WHAT IS NEEDED: Please find every line in the entries below that contains the string "Γεωγραφικό", and copy it.

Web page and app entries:
↓
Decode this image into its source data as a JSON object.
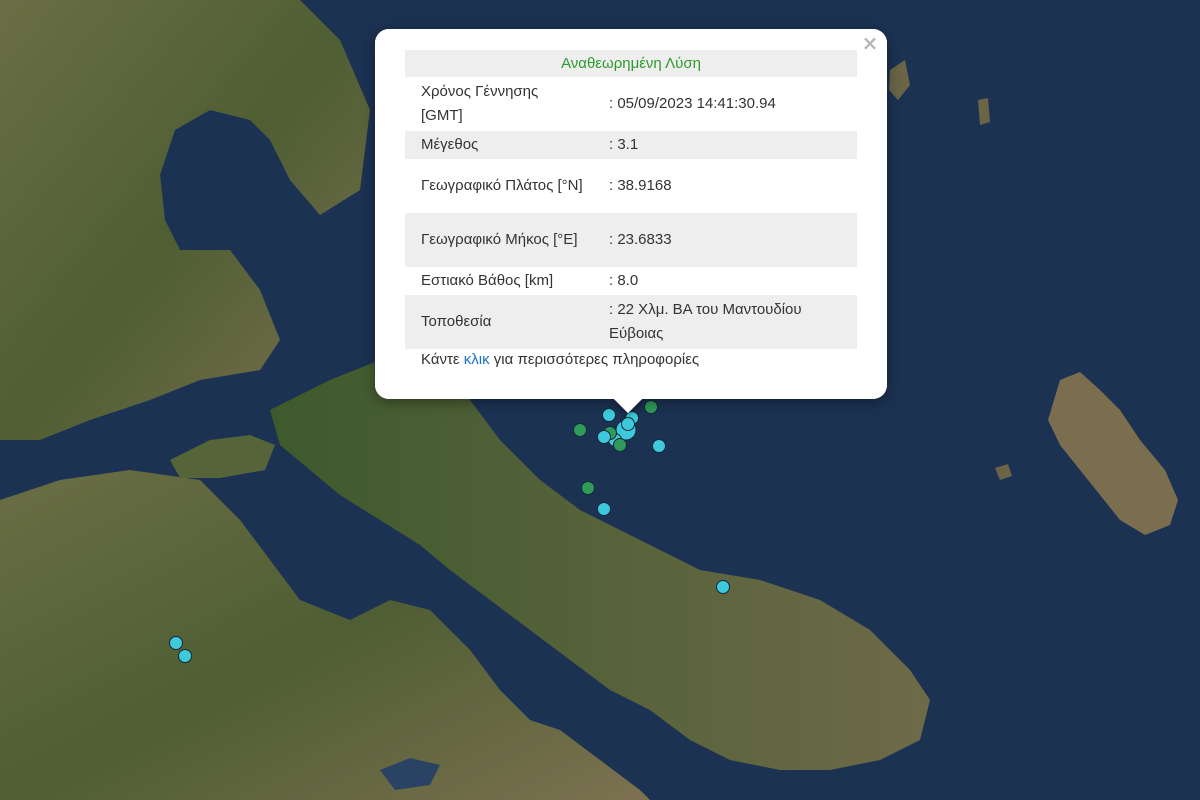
{
  "popup": {
    "title": "Αναθεωρημένη Λύση",
    "close_symbol": "×",
    "rows": [
      {
        "label": "Χρόνος Γέννησης [GMT]",
        "value": ": 05/09/2023 14:41:30.94"
      },
      {
        "label": "Μέγεθος",
        "value": ": 3.1"
      },
      {
        "label": "Γεωγραφικό Πλάτος [°N]",
        "value": ": 38.9168"
      },
      {
        "label": "Γεωγραφικό Μήκος [°E]",
        "value": ": 23.6833"
      },
      {
        "label": "Εστιακό Βάθος [km]",
        "value": ": 8.0"
      },
      {
        "label": "Τοποθεσία",
        "value": ": 22 Χλμ. ΒΑ του Μαντουδίου Εύβοιας"
      }
    ],
    "more_prefix": "Κάντε ",
    "more_link": "κλικ",
    "more_suffix": " για περισσότερες πληροφορίες"
  },
  "colors": {
    "sea": "#1b3152",
    "land": "#5f6a3c",
    "marker_recent": "#3ec9dc",
    "marker_older": "#2f9a5a",
    "title_green": "#2c9a2c"
  },
  "earthquake_markers": [
    {
      "kind": "recent"
    },
    {
      "kind": "recent"
    },
    {
      "kind": "recent"
    },
    {
      "kind": "recent"
    },
    {
      "kind": "older"
    },
    {
      "kind": "older"
    },
    {
      "kind": "older"
    },
    {
      "kind": "older"
    },
    {
      "kind": "recent"
    },
    {
      "kind": "recent"
    },
    {
      "kind": "recent"
    },
    {
      "kind": "older"
    },
    {
      "kind": "recent"
    },
    {
      "kind": "recent"
    },
    {
      "kind": "recent"
    },
    {
      "kind": "recent"
    }
  ]
}
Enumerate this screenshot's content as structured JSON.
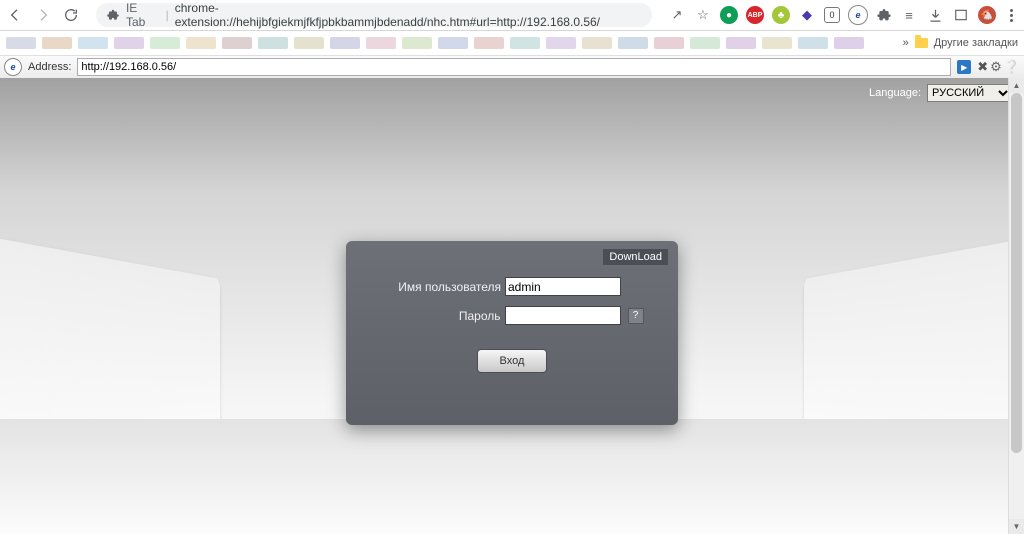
{
  "chrome": {
    "ext_name": "IE Tab",
    "url": "chrome-extension://hehijbfgiekmjfkfjpbkbammjbdenadd/nhc.htm#url=http://192.168.0.56/",
    "more_bookmarks": "»",
    "other_bookmarks": "Другие закладки",
    "icons": {
      "share": "↗",
      "star": "☆",
      "abp": "ABP",
      "hexo": "0"
    }
  },
  "ietab": {
    "addr_label": "Address:",
    "addr_value": "http://192.168.0.56/",
    "go": "▶"
  },
  "router": {
    "lang_label": "Language:",
    "lang_value": "РУССКИЙ",
    "download": "DownLoad",
    "user_label": "Имя пользователя",
    "user_value": "admin",
    "pass_label": "Пароль",
    "pass_value": "",
    "help": "?",
    "login_btn": "Вход"
  }
}
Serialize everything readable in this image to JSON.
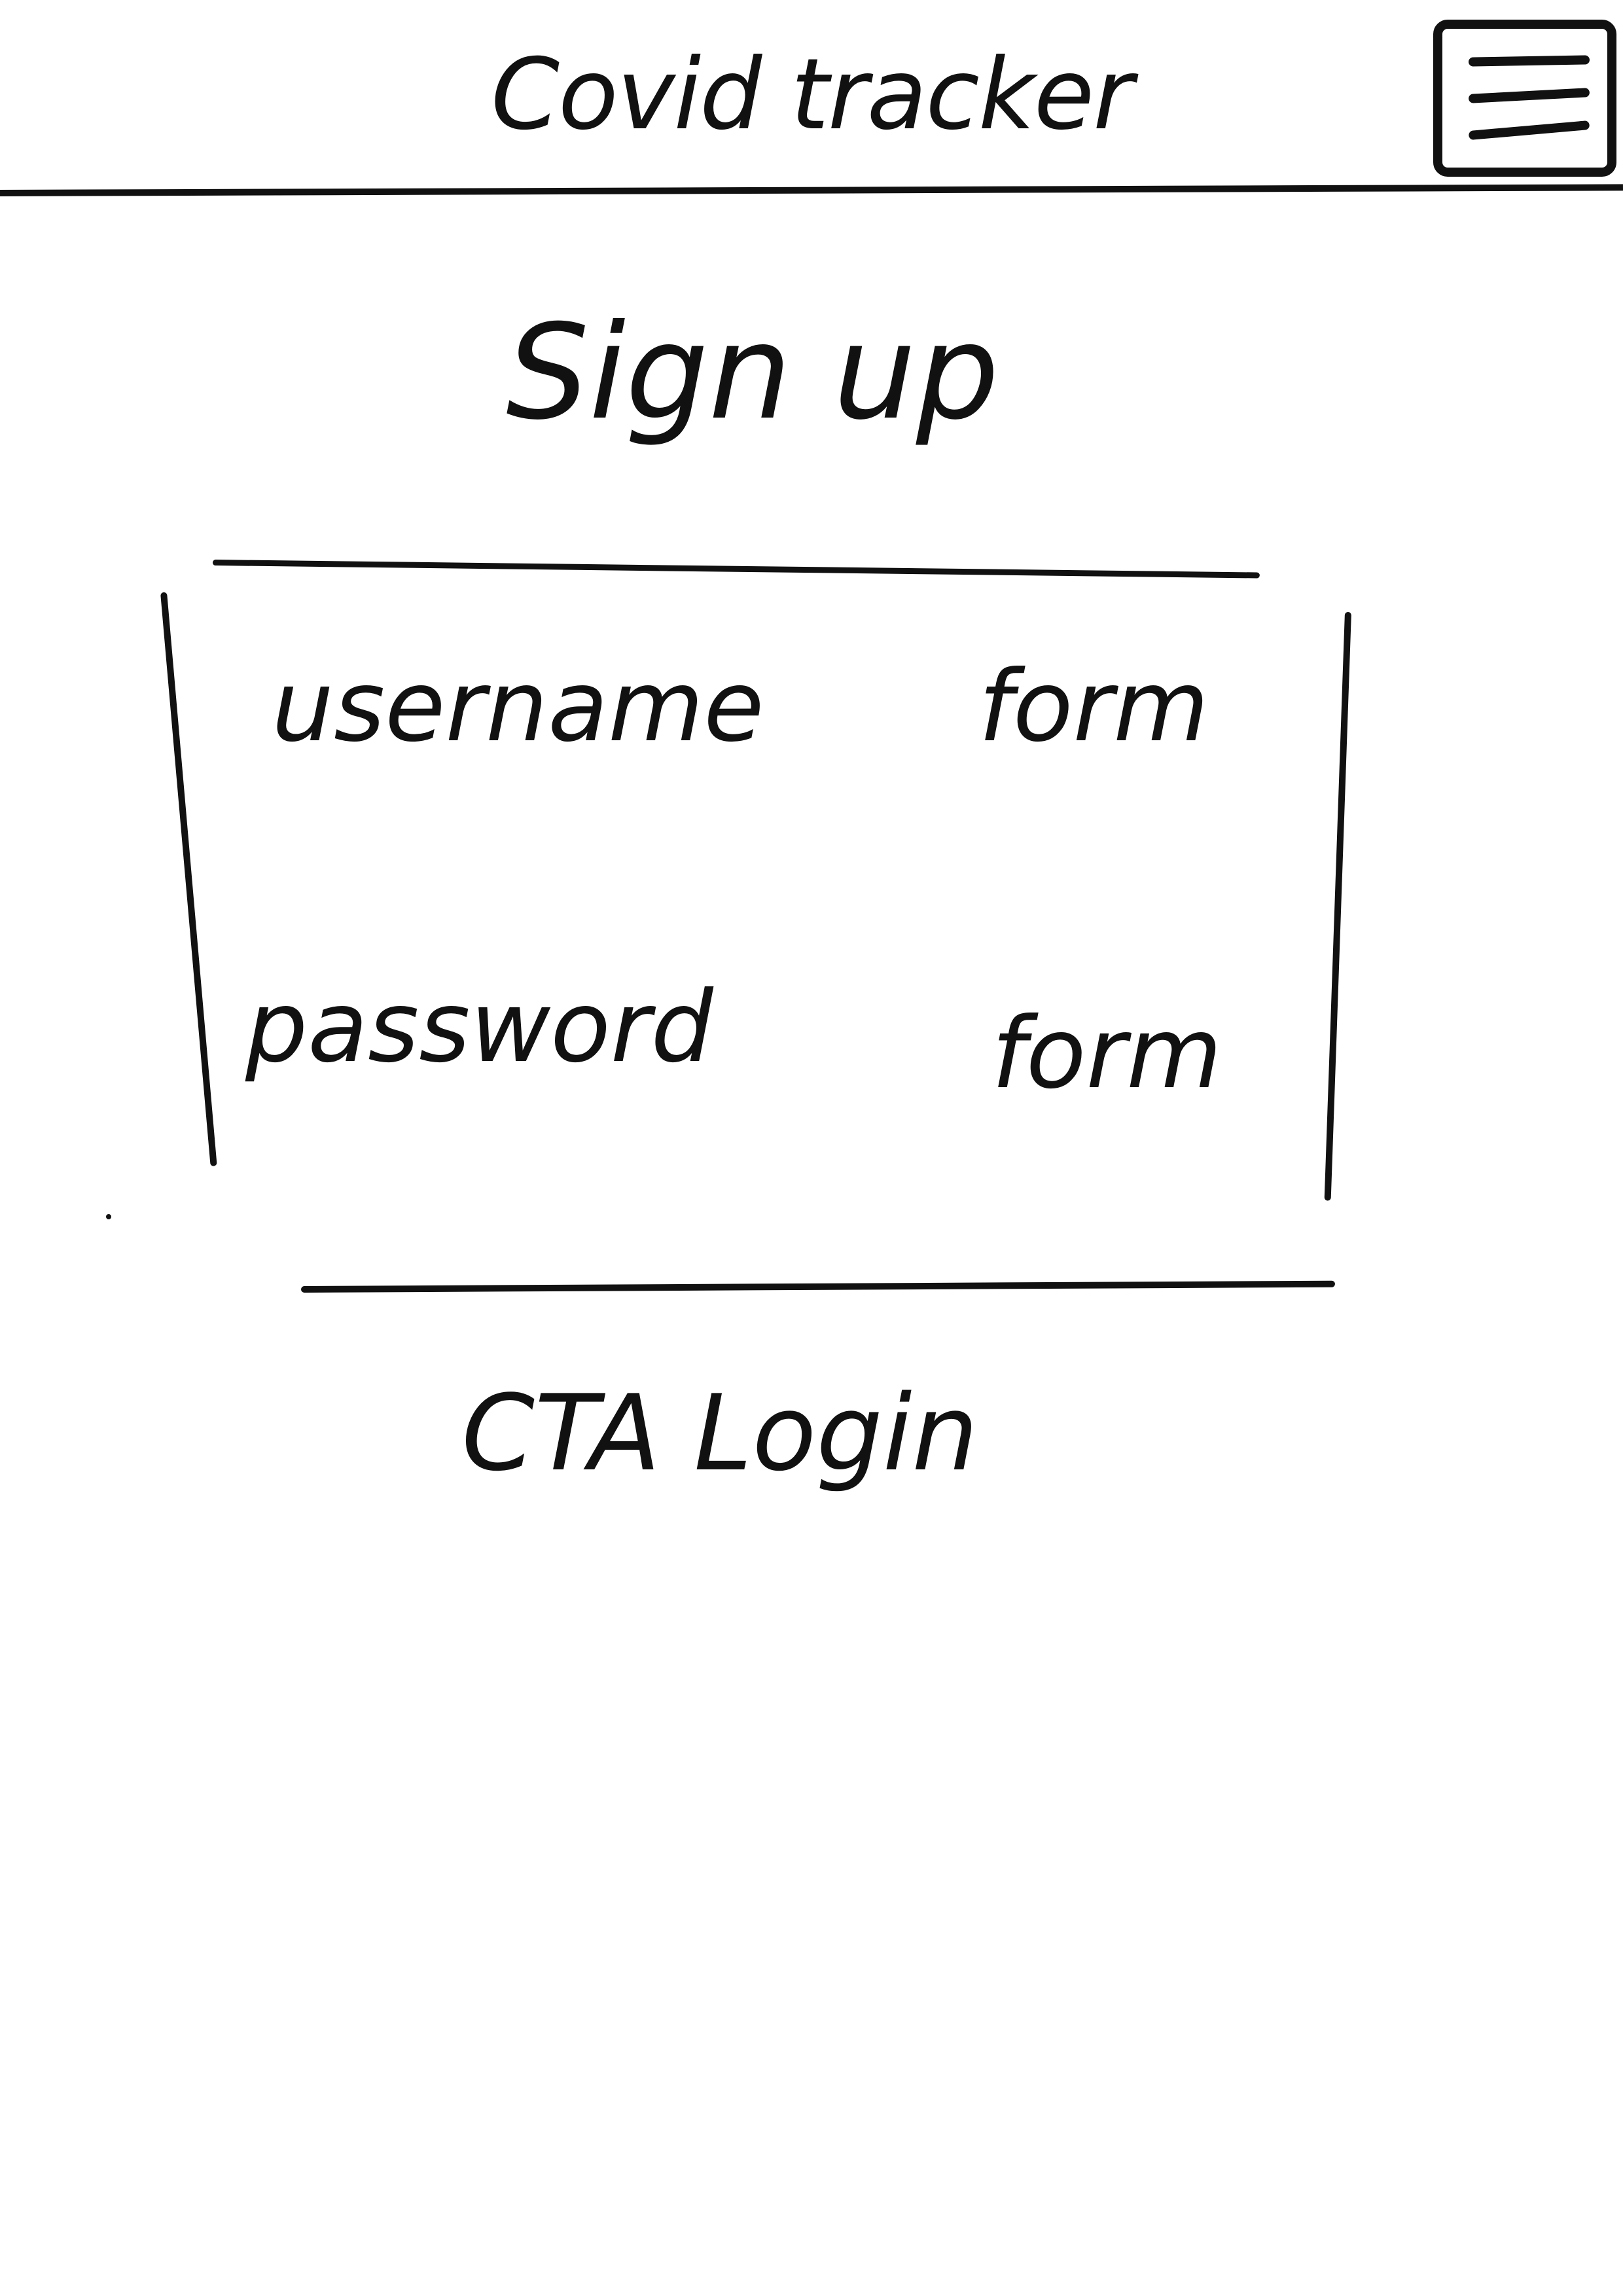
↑
WRITTEN SOLUTION:
        "label": "Γεωγραφικό Πλάτος [°N]",
        "label": "Γεωγραφικό Μήκος [°E]",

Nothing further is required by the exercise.